inimical to t he welfare of c hildren generally as he had a convict ion for aggravated s exual assault. While the mother agreed that this
was the case and that s he had informal acc ess to her two o lder children also, nonetheless, she exposed these children to this risk. An
Garda Síochána was monitoring the s ituation at t he behest of the HSE as the mother was c haotic in her engagement wit h the HSE
Social Work Department. Soc ial Worker 2 was also conc erned that the mother’s self-report of low mood and self-harm raised issues
conc erning her mental health and by extension her ability to cope w ith the c hild. While the child was physica lly well cared for, her
mother’s inability to at tune to her needs and her chaot ic lifesty le were deeply co ncerning to the Social Work Department.

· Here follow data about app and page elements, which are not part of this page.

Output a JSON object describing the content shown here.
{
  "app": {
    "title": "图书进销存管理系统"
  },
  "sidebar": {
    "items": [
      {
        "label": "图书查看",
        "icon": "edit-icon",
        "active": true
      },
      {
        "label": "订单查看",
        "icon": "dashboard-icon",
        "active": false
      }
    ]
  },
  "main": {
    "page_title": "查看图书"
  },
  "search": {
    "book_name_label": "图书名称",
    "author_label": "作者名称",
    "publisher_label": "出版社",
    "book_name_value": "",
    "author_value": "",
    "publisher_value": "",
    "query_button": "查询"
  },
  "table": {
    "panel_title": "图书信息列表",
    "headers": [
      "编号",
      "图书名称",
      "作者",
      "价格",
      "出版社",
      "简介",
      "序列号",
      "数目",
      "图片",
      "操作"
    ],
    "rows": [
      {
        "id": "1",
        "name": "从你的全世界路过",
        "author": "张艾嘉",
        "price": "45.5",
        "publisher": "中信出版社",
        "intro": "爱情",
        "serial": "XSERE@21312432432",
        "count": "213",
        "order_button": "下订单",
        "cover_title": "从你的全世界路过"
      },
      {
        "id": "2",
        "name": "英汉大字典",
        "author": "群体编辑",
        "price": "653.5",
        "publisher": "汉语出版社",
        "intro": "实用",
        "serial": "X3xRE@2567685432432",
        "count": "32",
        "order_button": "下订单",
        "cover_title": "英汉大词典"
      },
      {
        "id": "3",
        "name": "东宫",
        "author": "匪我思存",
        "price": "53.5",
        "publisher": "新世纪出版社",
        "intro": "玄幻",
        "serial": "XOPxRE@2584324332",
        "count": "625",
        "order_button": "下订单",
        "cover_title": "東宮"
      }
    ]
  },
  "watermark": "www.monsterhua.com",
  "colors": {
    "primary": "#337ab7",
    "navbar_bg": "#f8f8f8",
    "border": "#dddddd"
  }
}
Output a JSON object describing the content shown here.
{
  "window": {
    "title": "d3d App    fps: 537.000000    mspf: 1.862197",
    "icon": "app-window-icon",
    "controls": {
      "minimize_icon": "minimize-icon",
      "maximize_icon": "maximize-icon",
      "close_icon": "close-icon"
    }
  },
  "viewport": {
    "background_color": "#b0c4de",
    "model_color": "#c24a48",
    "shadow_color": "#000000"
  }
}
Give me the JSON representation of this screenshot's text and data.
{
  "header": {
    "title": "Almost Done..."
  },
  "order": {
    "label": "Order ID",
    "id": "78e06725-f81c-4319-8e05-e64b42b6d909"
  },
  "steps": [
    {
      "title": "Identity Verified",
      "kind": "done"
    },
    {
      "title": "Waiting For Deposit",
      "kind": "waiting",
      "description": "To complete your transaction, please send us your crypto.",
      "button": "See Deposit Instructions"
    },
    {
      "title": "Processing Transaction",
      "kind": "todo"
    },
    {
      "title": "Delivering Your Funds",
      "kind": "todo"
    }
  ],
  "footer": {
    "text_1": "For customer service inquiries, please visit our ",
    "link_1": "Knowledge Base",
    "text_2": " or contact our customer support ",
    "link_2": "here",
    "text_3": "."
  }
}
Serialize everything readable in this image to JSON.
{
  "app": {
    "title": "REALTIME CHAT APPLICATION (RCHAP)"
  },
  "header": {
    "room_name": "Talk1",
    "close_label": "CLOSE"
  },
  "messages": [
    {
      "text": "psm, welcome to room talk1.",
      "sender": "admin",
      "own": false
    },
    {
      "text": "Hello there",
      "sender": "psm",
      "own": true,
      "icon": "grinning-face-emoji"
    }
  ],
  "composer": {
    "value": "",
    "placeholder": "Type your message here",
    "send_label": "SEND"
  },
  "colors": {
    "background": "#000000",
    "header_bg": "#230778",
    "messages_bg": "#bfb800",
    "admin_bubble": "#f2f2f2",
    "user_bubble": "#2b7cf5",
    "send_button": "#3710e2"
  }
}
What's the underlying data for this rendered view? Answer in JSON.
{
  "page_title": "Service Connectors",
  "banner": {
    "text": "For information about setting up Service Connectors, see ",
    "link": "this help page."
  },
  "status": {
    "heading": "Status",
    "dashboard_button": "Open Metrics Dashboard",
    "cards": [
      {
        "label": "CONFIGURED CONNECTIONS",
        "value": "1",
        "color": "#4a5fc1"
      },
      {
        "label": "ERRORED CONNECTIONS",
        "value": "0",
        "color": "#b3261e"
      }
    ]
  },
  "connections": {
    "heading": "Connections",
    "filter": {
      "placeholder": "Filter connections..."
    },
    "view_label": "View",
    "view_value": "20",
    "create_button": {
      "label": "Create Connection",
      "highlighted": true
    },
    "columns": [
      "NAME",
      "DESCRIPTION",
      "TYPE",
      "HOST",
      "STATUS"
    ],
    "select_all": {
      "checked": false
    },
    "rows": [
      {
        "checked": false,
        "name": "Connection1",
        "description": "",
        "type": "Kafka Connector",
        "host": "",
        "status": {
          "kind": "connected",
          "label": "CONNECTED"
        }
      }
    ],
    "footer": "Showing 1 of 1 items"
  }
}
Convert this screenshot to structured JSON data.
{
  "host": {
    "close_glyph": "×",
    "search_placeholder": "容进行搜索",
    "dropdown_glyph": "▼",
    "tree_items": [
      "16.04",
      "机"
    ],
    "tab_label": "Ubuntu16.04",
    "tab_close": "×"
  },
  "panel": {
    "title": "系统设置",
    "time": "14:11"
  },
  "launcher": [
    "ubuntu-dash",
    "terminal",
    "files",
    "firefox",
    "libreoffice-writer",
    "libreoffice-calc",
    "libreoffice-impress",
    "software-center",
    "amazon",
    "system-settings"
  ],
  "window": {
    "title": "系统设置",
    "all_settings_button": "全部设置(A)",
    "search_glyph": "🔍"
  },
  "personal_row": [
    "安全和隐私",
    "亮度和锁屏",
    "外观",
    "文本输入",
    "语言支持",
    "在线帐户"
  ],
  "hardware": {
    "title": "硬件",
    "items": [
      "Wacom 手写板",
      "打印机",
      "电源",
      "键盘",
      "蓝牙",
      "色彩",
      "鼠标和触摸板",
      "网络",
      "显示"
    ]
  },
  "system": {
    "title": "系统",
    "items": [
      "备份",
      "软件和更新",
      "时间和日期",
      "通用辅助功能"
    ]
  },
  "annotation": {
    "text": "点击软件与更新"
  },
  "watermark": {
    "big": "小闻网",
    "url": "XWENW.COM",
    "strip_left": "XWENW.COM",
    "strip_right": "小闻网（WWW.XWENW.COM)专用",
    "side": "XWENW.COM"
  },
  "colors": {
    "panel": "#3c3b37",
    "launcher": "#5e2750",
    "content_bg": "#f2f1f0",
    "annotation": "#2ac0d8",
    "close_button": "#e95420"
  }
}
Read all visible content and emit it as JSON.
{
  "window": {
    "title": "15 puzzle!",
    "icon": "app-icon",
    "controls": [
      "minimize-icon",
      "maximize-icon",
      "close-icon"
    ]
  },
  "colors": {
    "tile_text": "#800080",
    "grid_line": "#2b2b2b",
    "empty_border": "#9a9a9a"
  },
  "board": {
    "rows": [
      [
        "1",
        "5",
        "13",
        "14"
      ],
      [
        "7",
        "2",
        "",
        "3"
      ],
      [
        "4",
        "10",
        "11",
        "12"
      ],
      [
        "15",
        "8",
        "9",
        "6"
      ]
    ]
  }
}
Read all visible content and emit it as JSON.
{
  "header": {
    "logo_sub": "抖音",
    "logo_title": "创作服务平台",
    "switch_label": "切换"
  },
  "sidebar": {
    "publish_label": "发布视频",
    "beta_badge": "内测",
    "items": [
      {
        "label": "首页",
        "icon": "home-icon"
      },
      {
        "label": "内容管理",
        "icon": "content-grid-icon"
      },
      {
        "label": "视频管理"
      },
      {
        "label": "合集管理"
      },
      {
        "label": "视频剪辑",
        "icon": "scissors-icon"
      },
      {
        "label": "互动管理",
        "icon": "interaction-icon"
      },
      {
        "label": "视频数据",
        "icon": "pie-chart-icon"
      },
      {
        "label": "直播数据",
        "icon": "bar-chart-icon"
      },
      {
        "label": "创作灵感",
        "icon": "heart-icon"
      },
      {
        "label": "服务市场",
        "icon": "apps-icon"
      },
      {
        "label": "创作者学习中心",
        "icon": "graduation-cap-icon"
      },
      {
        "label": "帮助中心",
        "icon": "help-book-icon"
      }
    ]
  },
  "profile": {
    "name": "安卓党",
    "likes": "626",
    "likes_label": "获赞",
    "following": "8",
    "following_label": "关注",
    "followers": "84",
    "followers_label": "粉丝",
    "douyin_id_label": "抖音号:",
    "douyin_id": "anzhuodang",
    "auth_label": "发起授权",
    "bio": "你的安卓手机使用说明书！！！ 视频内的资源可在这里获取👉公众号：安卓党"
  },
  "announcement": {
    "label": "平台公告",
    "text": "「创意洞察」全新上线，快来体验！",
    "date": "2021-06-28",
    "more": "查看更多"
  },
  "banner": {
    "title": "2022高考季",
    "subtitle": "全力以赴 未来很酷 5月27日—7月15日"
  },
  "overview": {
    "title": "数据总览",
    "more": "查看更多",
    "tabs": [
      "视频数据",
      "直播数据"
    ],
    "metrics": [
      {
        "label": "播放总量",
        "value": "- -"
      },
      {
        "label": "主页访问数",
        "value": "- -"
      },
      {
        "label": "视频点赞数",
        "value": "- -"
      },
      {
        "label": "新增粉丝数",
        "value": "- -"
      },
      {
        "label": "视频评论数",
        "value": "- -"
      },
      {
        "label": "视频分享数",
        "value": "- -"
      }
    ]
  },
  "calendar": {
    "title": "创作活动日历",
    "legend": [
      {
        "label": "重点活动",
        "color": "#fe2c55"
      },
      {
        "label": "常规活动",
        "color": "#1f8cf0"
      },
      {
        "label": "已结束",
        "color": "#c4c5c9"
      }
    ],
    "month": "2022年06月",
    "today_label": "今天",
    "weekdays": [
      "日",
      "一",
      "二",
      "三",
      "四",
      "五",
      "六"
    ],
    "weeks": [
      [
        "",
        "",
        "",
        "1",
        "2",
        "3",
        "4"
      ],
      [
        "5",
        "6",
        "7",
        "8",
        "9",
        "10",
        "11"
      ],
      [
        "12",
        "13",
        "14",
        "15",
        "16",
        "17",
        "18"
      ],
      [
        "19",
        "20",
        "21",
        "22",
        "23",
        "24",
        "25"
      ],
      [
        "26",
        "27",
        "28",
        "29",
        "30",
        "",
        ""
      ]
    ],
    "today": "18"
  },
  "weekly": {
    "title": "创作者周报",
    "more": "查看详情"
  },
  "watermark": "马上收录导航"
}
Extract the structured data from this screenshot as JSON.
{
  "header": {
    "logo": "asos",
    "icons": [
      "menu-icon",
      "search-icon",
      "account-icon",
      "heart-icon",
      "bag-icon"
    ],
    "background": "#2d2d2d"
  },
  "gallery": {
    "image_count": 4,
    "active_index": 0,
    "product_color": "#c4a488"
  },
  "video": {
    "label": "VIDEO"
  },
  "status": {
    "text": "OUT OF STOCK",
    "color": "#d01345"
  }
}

In addition,
the witness was c oncerned t hat the mother was enmeshed within a dangerous relationship. The mother poste d bail for this man when
he was incarc erated, alt hough she initially denied doing so. T he witness was conc erned for the mother who was vulnerable and who
presented with physic al injuries, which she said had been inflicted by her extended family because of her relationship with this man.
The witness engaged directly wit h the mother who ac knowledged all these conc erns. She said that she had seve ral meetings with t he
mother and she outlined for her what she needed to do in order to gain t raction on her addict ion issues and stabilise her lifestyle in
order to allay HSE fears conc erning the c hild’s safet y and welfare. In December of 2011, the mother showed the witness that s he had
endeavoured to c ut her own w rists; she exhibited and stat ed that she was suffering from low mood and was overwhelmed and unable
to c are for her child. She lost her acc ommodation even though she wa s being assisted by F ocus Ireland. She ac knowledged her